    Will full spectrum cameras you can't achieve focus without some sort of filter, the spectrum is too broad. If violet is in focus the far red shifts out of focus due to the difference in wavelengths. The UV/Ir filter is so that you can achieve focus on nighttime targets such as nebula, you can use it during the day but images will appear to have a red tint as the camera is more sensitive to red then it used to be. The full spectrum mod removes the Ir cut filters which are less selective than astronomy filters and remove somewhere like 70% of light emitted in H-alpha which is what many nebulae are. The infra-red is useful for lunar and planetary shots using either an Ir pass filter or a long-pass red filter, these cut the blue end of the spectrum so that you can still achieve focus. Just note that for pictures taken with an Ir pass filter you won't be able to focus though the viewfinder but you can through a screen. To use your camera as normal during the day you would use an original white balance filter (OWB), or you can reduce the red during processing of images in Photoshop or the like so long as you take your pictures in raw mode.
  4. 1st ever picture

    Starting out is the best, the speed at which you'll advance is terrific. I'm into my second year of imaging and I'm now getting some cracking pics. But as always with this hobby everyday is a school day
  5. First telescope thoughts.

    In terms of working out magnifications and such try this https://astronomy.tools/calculators/field_of_view/
  6. When I built my battery box I was told that leisure batteries are better as they deliver a more constant voltage during discharge and can go below 50% without being damaged. Jump starters and the like are designed for shorter periods of high output. That being said they are cheaper so can be replaced more often anyway
  7. Baader 2" 7nm Ha filter

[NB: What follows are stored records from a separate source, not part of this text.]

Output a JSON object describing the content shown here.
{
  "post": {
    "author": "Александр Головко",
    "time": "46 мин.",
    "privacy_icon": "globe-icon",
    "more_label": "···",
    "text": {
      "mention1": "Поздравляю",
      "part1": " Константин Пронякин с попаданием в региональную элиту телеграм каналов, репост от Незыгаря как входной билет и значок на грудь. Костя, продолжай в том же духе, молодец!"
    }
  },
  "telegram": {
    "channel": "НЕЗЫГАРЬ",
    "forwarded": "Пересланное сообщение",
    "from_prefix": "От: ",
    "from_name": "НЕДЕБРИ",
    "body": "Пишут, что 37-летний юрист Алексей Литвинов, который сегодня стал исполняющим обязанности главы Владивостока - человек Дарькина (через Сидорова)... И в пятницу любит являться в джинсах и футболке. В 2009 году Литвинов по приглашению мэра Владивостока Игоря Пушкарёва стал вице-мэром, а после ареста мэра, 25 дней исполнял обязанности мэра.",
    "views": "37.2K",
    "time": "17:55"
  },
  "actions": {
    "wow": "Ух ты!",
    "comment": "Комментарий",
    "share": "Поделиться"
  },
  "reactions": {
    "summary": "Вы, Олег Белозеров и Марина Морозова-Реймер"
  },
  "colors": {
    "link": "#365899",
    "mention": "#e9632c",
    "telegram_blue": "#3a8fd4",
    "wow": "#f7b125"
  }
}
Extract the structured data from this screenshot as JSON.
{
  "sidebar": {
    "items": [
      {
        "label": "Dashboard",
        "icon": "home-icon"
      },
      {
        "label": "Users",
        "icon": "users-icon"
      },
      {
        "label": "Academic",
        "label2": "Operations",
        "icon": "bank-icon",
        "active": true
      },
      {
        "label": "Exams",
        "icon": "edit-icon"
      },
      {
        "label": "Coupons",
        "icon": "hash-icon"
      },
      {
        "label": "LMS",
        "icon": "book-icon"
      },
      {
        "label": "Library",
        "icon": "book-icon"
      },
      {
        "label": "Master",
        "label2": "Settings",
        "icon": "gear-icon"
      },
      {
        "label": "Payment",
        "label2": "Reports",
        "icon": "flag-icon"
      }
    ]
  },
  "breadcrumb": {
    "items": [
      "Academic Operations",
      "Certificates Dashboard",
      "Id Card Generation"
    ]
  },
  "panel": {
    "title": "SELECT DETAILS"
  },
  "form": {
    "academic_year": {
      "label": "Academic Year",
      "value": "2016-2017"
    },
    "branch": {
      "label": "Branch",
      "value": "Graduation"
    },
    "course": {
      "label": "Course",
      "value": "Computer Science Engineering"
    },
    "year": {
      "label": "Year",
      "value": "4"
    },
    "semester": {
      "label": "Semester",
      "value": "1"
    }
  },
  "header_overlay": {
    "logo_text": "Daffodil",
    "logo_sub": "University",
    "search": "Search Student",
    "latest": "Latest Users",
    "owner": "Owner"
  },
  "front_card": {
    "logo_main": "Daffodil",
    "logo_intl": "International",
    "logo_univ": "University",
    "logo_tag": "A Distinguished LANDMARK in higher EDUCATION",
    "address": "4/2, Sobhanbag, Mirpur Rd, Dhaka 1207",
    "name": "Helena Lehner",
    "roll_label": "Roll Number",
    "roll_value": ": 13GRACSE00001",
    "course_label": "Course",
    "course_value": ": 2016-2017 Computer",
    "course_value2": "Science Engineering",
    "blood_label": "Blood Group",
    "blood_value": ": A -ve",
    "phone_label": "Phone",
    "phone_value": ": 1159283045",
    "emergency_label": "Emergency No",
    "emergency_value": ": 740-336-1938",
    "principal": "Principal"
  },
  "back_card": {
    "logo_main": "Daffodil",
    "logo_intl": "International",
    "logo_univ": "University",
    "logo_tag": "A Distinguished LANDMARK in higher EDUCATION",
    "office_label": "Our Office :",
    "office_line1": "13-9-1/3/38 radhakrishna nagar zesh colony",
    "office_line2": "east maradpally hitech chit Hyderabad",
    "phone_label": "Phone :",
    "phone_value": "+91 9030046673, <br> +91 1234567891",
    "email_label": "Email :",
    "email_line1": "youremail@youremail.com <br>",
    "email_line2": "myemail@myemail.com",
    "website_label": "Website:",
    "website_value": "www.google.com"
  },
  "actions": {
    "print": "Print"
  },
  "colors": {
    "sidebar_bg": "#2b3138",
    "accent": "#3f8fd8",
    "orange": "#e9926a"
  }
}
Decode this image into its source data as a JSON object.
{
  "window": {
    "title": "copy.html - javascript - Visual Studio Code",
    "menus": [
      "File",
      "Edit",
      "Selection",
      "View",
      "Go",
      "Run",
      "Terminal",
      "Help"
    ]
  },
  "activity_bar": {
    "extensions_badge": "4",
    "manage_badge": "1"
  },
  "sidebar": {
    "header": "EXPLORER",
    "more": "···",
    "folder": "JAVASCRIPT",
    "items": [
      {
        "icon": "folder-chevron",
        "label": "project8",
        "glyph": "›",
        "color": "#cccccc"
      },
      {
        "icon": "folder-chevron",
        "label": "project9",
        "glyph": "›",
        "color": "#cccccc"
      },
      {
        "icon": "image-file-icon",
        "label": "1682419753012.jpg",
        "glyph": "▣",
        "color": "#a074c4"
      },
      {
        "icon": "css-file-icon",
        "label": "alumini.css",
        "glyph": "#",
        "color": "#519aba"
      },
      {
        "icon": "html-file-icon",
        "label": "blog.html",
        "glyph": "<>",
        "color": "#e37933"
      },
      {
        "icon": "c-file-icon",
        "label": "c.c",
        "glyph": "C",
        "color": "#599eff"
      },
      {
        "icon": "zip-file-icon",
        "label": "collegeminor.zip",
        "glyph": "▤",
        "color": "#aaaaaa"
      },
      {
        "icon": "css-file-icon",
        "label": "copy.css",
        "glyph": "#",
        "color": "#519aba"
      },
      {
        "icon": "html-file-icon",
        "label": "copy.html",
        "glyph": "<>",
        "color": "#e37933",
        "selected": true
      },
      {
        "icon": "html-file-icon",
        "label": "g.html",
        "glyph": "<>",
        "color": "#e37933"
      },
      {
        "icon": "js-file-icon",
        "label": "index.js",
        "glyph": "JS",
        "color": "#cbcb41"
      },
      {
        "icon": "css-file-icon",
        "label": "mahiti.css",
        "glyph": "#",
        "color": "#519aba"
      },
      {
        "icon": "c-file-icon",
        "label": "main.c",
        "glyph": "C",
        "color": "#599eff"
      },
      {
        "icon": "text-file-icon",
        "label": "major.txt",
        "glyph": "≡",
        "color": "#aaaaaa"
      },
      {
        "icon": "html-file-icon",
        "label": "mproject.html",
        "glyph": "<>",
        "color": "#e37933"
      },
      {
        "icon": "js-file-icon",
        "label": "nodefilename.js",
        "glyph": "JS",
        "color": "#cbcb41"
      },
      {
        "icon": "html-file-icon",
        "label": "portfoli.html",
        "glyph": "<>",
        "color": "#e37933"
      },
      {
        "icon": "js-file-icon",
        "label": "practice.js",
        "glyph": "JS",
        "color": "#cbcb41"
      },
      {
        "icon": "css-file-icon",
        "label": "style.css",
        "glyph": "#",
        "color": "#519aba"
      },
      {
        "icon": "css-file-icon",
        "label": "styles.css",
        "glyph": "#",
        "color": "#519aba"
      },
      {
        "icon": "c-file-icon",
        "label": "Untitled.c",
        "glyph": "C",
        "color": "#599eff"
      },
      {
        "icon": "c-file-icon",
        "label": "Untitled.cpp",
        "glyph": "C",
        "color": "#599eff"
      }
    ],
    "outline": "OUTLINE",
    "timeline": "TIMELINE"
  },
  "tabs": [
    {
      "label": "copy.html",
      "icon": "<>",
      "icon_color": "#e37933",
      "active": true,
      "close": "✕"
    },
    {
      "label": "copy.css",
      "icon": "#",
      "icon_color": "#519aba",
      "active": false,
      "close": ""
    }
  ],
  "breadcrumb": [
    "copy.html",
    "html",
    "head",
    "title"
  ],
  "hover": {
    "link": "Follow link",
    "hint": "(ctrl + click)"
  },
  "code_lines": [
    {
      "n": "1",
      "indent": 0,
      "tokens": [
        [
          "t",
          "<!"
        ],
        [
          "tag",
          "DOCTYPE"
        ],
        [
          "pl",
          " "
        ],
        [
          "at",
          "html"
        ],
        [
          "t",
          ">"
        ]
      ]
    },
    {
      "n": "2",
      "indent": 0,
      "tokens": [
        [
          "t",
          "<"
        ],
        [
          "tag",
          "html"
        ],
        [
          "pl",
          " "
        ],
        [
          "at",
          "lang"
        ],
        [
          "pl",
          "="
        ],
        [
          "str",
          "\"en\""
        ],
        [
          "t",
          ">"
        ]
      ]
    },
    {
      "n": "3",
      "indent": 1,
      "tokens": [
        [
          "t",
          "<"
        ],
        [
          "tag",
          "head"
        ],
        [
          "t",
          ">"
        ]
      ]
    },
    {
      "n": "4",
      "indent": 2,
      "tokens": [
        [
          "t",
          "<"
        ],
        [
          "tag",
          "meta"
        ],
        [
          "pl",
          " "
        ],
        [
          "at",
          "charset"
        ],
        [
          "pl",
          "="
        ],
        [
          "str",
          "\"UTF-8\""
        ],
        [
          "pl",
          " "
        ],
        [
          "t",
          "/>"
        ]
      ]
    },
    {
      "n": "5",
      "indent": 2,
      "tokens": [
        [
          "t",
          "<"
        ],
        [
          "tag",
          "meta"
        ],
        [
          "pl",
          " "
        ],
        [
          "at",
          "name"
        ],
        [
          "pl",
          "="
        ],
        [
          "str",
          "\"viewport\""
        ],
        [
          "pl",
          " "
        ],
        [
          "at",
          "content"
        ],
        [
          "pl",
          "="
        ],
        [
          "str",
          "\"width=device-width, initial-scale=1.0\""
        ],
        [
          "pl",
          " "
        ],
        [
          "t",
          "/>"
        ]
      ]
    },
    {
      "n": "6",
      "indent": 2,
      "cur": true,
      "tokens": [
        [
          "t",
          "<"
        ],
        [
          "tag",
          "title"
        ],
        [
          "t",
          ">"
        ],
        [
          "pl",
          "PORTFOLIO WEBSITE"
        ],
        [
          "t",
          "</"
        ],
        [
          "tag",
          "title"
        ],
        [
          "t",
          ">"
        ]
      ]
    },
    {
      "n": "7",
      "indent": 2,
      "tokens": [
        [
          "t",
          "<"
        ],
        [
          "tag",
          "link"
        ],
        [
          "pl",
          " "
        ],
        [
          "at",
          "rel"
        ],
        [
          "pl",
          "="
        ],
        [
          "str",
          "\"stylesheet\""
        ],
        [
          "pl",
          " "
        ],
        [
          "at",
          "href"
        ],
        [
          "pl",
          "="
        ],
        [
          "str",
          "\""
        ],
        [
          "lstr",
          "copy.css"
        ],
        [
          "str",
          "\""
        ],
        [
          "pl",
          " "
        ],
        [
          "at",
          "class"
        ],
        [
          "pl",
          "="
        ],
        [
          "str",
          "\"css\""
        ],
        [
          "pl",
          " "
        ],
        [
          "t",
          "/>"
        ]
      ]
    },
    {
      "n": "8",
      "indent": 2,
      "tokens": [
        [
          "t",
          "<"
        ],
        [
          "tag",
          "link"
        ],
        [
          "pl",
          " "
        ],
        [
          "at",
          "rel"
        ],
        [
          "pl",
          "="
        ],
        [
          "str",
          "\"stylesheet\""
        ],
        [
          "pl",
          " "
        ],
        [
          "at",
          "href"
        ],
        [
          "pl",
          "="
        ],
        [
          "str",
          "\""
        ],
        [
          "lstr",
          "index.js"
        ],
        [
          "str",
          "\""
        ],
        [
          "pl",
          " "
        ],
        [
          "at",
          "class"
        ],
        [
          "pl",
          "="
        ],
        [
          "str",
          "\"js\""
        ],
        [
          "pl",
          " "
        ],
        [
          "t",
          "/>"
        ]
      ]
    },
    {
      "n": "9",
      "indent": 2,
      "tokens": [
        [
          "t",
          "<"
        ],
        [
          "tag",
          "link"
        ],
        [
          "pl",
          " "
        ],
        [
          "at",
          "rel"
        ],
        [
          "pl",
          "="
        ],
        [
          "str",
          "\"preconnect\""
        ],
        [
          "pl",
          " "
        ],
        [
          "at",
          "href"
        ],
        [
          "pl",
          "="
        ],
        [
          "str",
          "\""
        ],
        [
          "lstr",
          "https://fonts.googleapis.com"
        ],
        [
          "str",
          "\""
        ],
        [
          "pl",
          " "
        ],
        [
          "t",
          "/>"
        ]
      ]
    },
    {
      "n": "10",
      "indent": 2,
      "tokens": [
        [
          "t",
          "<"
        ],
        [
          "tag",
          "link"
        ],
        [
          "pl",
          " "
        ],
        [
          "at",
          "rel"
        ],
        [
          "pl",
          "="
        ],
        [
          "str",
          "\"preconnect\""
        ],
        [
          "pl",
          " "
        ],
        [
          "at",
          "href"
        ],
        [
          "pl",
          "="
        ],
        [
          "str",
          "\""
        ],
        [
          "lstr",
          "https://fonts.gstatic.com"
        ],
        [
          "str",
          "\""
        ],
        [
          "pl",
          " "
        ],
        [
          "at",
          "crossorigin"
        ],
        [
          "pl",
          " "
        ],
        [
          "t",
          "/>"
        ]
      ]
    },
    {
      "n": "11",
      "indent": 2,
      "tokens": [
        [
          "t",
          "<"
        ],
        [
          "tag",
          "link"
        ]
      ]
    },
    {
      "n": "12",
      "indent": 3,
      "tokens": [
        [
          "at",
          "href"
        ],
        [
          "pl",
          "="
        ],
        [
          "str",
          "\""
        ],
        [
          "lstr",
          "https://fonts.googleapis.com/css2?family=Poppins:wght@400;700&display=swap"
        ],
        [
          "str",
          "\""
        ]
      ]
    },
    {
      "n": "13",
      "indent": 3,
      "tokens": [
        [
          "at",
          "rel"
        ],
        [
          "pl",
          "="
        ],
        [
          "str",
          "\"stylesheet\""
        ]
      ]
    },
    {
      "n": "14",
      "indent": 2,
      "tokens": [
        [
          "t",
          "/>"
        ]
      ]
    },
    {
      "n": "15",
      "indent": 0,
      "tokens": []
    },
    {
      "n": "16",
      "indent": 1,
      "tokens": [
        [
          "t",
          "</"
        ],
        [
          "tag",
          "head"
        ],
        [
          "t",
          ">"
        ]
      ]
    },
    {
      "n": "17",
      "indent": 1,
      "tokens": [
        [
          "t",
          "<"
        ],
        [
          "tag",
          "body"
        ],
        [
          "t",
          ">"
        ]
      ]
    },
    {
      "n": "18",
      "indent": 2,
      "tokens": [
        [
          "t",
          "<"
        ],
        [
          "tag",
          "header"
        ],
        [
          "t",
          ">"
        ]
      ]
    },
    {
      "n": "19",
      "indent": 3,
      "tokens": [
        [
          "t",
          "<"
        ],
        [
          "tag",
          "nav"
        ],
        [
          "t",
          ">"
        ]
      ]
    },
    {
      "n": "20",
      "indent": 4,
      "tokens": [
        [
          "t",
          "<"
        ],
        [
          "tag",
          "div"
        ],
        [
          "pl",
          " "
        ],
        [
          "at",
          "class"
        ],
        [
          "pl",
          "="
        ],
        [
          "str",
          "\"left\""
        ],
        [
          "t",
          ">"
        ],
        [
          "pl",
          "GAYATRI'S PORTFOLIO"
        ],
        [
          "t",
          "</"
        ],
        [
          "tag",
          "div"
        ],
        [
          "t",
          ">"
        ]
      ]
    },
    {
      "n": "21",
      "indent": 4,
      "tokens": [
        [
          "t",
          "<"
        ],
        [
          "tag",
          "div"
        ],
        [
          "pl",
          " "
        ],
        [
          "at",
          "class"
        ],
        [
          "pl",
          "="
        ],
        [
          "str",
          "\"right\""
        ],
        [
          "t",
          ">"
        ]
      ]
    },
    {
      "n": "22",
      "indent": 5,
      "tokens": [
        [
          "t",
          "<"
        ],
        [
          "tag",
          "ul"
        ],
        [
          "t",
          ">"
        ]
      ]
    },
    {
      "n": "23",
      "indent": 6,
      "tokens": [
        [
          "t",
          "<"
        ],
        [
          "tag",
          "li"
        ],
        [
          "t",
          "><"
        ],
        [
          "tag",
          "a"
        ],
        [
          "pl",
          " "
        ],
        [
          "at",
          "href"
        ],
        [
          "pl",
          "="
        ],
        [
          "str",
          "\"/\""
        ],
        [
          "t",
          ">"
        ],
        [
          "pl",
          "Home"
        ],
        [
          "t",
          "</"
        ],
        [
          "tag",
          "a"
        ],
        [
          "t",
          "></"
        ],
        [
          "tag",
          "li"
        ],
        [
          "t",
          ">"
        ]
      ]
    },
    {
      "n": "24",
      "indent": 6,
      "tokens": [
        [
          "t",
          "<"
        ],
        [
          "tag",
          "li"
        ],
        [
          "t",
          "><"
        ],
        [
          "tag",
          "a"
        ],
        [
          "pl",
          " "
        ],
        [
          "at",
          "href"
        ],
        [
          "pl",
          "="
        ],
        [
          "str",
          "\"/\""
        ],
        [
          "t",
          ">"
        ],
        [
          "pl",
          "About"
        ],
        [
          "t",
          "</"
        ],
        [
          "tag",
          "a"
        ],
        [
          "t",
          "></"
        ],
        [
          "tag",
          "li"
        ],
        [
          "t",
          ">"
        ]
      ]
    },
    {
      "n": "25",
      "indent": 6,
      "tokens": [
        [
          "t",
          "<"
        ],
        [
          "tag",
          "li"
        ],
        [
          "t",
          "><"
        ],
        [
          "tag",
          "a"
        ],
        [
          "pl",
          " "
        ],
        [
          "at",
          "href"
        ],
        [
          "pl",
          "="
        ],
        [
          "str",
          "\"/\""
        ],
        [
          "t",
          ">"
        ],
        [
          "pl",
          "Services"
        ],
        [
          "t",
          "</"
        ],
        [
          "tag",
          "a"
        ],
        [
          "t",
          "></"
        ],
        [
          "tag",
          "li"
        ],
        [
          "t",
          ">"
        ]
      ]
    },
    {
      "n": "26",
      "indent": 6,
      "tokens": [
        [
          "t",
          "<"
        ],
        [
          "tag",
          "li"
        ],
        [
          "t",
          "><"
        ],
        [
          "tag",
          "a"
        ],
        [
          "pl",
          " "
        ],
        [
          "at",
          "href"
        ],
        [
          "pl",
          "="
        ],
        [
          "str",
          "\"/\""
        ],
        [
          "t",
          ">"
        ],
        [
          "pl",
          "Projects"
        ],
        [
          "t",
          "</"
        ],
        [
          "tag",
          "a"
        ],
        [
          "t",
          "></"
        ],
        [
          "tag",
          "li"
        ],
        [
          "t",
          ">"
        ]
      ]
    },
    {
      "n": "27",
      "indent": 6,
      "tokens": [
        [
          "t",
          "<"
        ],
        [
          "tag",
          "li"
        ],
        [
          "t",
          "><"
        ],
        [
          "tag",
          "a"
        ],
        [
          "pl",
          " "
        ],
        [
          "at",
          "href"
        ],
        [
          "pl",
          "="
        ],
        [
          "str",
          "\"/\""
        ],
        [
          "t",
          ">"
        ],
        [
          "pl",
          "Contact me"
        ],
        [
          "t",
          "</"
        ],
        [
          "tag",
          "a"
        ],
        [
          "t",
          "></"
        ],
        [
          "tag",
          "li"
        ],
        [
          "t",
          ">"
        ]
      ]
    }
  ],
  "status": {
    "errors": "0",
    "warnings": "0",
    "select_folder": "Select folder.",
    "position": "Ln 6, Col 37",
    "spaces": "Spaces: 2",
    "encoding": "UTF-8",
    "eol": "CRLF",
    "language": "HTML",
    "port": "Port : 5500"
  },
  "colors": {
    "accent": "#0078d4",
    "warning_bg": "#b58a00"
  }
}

    Yes but best if your DSLR is astromodified. Here is the horsehead with that very filter taken with my canon 700d
  8. Markarian's Chain

    They are 10 minute subs but my guiding was spot on and should have done 15. Didn't swing round until nearly 2am so I was pretty tired to be out so long what with getting up for work at 5 the previous morning. Bit more data and it'll be a treat. Of course it looks like a cracking piece of sky so I'm thinking of a nice big mosaic with a longer fl to get better detail. But now I've said that there's bound to be clouds until April šŸ˜‚
  9. Markarian's Chain

    Had a go at Markarian's Chain on Thursday night. Should have done longer subs but I'm pretty pleased with what I got
  10. Another Rosette Nebula

    Looks like a good number of people were grabbing data on the rosette last night but here's my first go at it on my SW ED80 12x 600s with a Baader UHC Filter 20 Flats / 30 Bias 5 Darks (The darks library is small but slowly increasing)
  11. Target recommendation

    You can never go wrong with M42
  12. Outreach Laser Pointer

    Rother Valley optics has a 5mW green laser for about Ā£30. I find that these pointers tend to drain batteries even when not being used, just something to be aware of.
  13. Deep sky imaging showcase 2017

    Orion Nebula (M42) East Veil Nebula (NGC 6960)
  14. Moving from visual to imaging

    You don't need to get the st80 as a guidescope. You can mount a webcam or a small sensor astro camera onto your finder with an adapter. This reduces the overall weight which is the key with dso work. Planets really want long focal lengths so Maks or Scts are best for those.
  15. Not sure about breaking up a galaxy but there are several simulations showing what we think will happen when the Milky Way and Andromeda collide. They show both galaxies shedding large numbers of stars as the two black holes slingshot each other. Though none of us will be around to see it unfortunately